The California Hepatitis Alliance, also known as CalHEP, is a coalition of nearly 100 organizations dedicated to reducing the scope and consequences of hepatitis B and hepatitis C in California.
Every year CalHEP recognizes individuals who have contributed to its mission. This year we were pleased to honor four outstanding individuals on November 11, 2017.
(from L to R: Brandie Wilson, Katie Burk, Emalie Huriaux, Annie Luetkemeyer, Christian Ramers)
First, the Sherri Ziegler Community Service Award. Sherry R. Ziegler worked tirelessly to advocate in Sacramento and Washington, DC for those with hepatitis B and C in need of support and services, especially in rural northern California, and she was a co-founder of CalHEP. The award in her name is presented to an individual who has exhibited outstanding leadership in addressing viral hepatitis in California through advocacy, education, and/or direct services.
This year’s awardee, Brandie Wilson, is the founder and director of the Humboldt Area Center for Harm Reduction, which provides syringe access and disposal services, as well as other services to meet the needs of people who use drugs. Through engagement with program volunteers and peers, and identifying leadership qualities among these networks, Ms. Wilson promotes leadership as part of a strategy to interrupt the spread of hepatitis C. She has managed to develop a thriving organization serving some of Humboldt County’s most marginalized and stigmatized residents, despite threats from neighbors and local politicians.
Next, the Clinical Champion Award. This award is presented to a healthcare provider who has exhibited outstanding leadership in addressing viral hepatitis in California through the provision of clinical services and advocacy on behalf of their patients/clients.
This year we had two nominees that rose to the top and they are both so outstanding that the awards selection committee could not choose between them and decided to have co-awardees, Drs. Annie Luetkemeyer and Christian Ramers. Both are passionate physicians, researchers, and educators working to improve the response to viral hepatitis in California and beyond.
Dr. Luetkemeyer is an Associate Professor of Medicine at the University of California San Francisco and clinician at the Positive Health Program at Zuckerberg San Francisco General Hospital, where she has treated and cured hepatitis C in hundreds of patients living with HIV because she knew they would not get access to treatment if she did not treat them herself.

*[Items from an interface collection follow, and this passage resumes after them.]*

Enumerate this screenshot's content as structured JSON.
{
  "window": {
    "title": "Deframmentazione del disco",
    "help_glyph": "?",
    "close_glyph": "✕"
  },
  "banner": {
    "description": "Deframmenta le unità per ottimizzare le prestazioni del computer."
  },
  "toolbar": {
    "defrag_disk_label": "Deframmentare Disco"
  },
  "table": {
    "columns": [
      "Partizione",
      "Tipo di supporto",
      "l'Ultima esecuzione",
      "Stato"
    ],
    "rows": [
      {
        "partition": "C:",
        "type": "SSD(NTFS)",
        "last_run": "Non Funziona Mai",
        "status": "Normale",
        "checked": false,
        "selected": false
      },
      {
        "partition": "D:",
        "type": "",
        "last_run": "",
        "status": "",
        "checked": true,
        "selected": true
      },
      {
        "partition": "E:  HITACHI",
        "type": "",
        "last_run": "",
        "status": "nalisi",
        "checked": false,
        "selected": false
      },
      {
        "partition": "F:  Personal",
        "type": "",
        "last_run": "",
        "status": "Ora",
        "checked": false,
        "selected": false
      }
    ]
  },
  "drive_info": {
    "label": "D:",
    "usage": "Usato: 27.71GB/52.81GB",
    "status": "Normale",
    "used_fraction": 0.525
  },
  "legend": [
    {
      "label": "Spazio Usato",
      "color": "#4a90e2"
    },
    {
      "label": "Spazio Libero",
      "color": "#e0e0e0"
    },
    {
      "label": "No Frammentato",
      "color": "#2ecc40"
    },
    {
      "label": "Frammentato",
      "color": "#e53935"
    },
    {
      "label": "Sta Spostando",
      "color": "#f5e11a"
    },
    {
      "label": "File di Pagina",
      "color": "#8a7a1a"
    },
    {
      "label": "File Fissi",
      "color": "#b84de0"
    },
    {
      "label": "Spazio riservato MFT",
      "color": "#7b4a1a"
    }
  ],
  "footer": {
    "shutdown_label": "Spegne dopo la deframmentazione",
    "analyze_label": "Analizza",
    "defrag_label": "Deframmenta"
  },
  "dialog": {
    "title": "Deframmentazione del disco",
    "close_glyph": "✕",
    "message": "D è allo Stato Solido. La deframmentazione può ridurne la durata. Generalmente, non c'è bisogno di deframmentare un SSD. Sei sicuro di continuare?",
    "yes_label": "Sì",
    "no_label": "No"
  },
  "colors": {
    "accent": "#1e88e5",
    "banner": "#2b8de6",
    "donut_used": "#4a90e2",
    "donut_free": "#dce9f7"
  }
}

Dr. Luetkemeyer was a driving force in the creation of End Hep C SF, the first citywide initiative to eliminate hepatitis C in the United States.
In his role as Assistant Medical Director for Research & Special Populations, Dr. Ramers is the primary provider of hepatitis and HIV services at Family Health Centers of San Diego. Dr. Ramers championed development of a robust hepatitis C treatment program. He implemented rapid hepatitis C point-of-care testing and linkages to care in several of Family Health Centers’ 23 clinic sites and at 70 substance use treatment programs. Through his direct leadership, hundreds of Family Health Centers’ patients have successfully completed hepatitis C treatment and been cured.
Lastly, the Government Champion Award. This award is presented to someone working in federal, state, or local government who has exhibited outstanding leadership in addressing viral hepatitis in California.
This year’s recipient, Katie Burk, is the Viral Hepatitis Coordinator at the San Francisco Department of Public Health. Katie has taken a leadership role to help expand the Department’s response to hepatitis C. She is a co-founder of End Hep C SF, the first hepatitis C elimination initiative in any U.S. city. She created the first robust hepatitis C testing and linkage to care programs in San Francisco; worked with community partner Glide to launch the “New Treatments Have Changed the Game” hepatitis C social marketing campaign; supported primary care provider leaders to launch the Department’s initiative to treat hepatitis C in primary care; sits on the Governing Council of SF Hep B Free, and more. Her efforts within local government are a model for other jurisdictions working to address viral hepatitis.